A closer look at Non-Tariff MeasuresPosted on Wednesday, August 1st, 2012 in Hot Seat Comments
JB Cronjé, a tralac Researcher, discusses non-tariff measures.
The focus of this year’s World Trade Report that was recently published by the World Trade Organization falls on non-tariff measures. Non-tariff measures can serve legitimate public policy objectives, but they can also be designed and applied in a manner to frustrate trade. The report examines the reasons why governments use non-tariff measures and their impact on international trade. The range of non-tariff measures is vast and complex and ever-changing. As a result, the report focuses on technical barriers to trade regarding standards for manufactured goods, sanitary and phytosanitary measures concerning food safety and animal and plant health, and domestic regulation in services.
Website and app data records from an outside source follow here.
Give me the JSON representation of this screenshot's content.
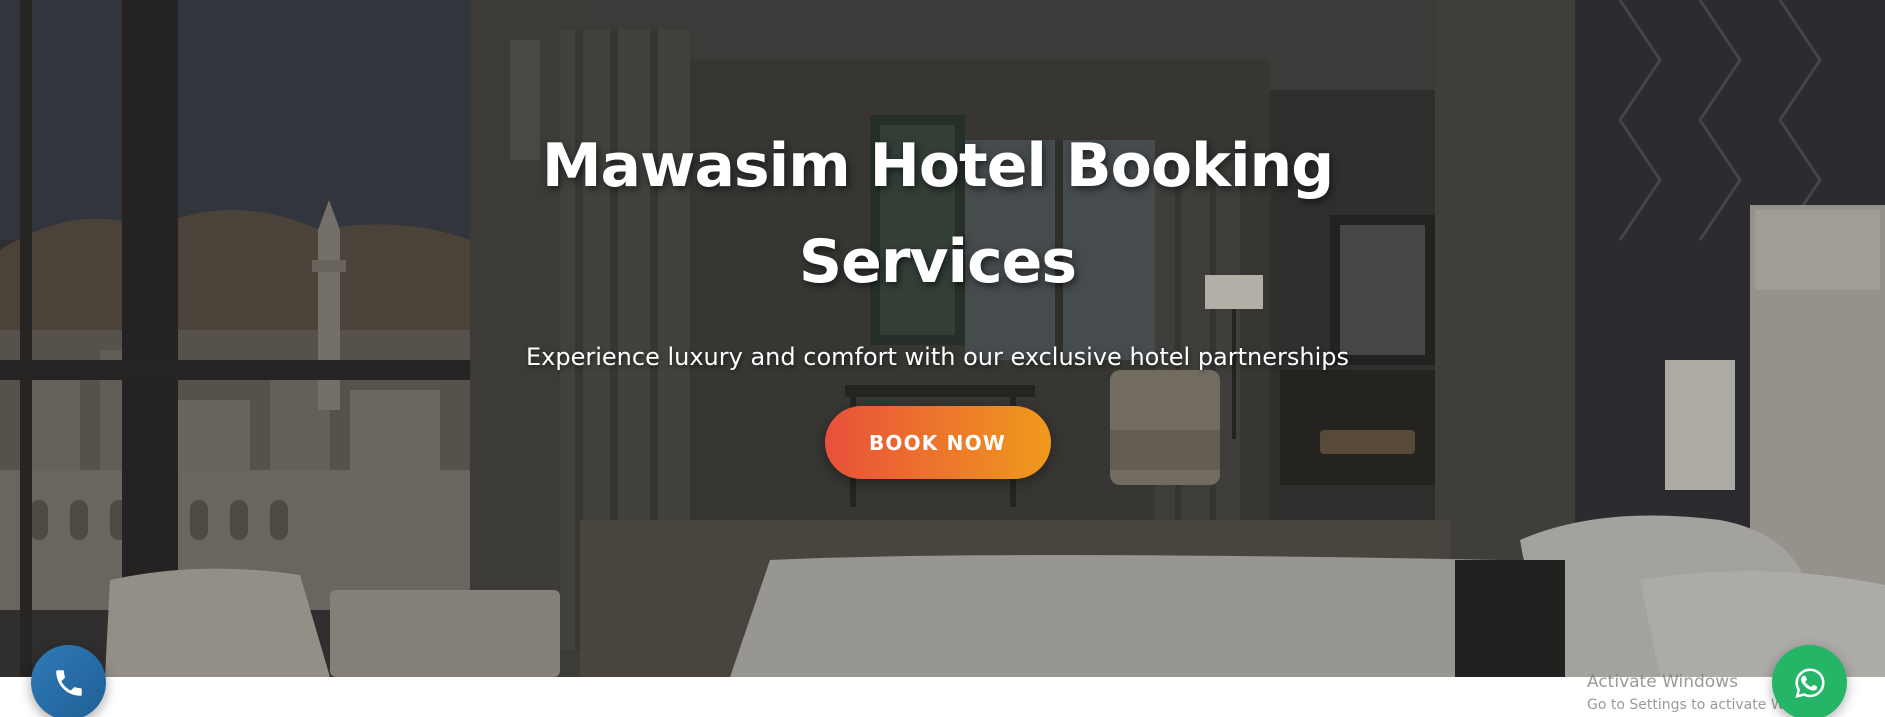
{
  "hero": {
    "title": "Mawasim Hotel Booking Services",
    "subtitle": "Experience luxury and comfort with our exclusive hotel partnerships",
    "cta_label": "BOOK NOW",
    "background_image": "hotel-room-with-city-view"
  },
  "floating": {
    "call_icon": "phone-icon",
    "whatsapp_icon": "whatsapp-icon"
  },
  "watermark": {
    "title": "Activate Windows",
    "subtitle": "Go to Settings to activate Windows."
  },
  "colors": {
    "cta_gradient_start": "#e9503b",
    "cta_gradient_end": "#f09a1c",
    "call_button": "#2a6fa8",
    "whatsapp_button": "#25b567",
    "hero_text": "#ffffff"
  }
}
Governments often use non-tariff measures such as technical barriers to trade and sanitary and phytosanitary measures, taxes and subsidies to achieve public policy objectives including correcting market failures and pursuing non-economic objectives such as the protection of public health. Non-tariff measures can promote trade in some cases, but in many other they restrict it. It is difficult to distinguish between legitimate and protectionist motivations for non-tariff measures as the same measure can be employed to achieve public policy objectives and for protectionist purposes. Domestic political and economic constraints as well international constraints can influence a government’s choice of non-tariff measure. An analysis of the non-tariff measures show that the nature of many measures compared to tariffs or other policy instruments allows governments to conceal the real motivation behind them in order to satisfy producer lobby groups. In addition, the conclusion of international trade agreements constrains a government’s ability to pursue certain trade policies. As tariffs and other trade measures increasingly become unavailable to governments, certain behind–the-border measures such as technical barriers to trade and sanitary and phytosanitary measures are used to influence trade. Similarly, trade in services plays an important role in supporting international production networks. However, regulatory measures, mostly applied behind the border, are in many cases the only form of trade protection. As a result, measures that restrict trade and competition in services can have significant spill over effects on other services and goods.
A number of studies suggest that the trade effects of non-tariff measures and services measures are significant, perhaps even more so than tariffs. Existing literature, which quantifies the effect of non-tariff measures by estimating an ad-valorem tariff equivalent, indicates that non-tariff measures almost double the level of trade restrictiveness imposed by tariffs; that the average ad-valorem tariff equivalent for agricultural products appears much higher than that for manufactured goods; and, that the relative contribution of non-tariff measures to the overall level of protection increases as countries become richer. The degree of restrictiveness of services measures is generally higher in developing countries than in developed countries.
In general, technical barriers to trade and sanitary and phytosanitary measures have negative effects on trade in fresh and processed goods, but positive effects for more technologically advanced sectors. It has also been argued that technical barriers to trade and sanitary and phytosanitary measures represent a fixed cost to enter a new market and as a result affect not only how much two countries trade but also the number of countries with whom they trade. A study on sanitary and phytosanitary measures indicates that conformity assessment measures have a stronger negative impact on food and agriculture trade than regulations on product characteristics. The report also shows that the harmonisation of technical barriers to trade and sanitary and phytosanitray measures increased the presence of small and medium-sized firms in export markets.
The proliferation of global production chains and the use of private standards create the need for countries to develop rules to facilitate cooperation in the identification of efficient and legitimate uses of non-tariff measures.
Source: World Trade Organization Secretariat, 2012. World Trade Report 2012 – Trade and Public Policies: A Closer Look at Non-Tariff Measures in the 21st Century.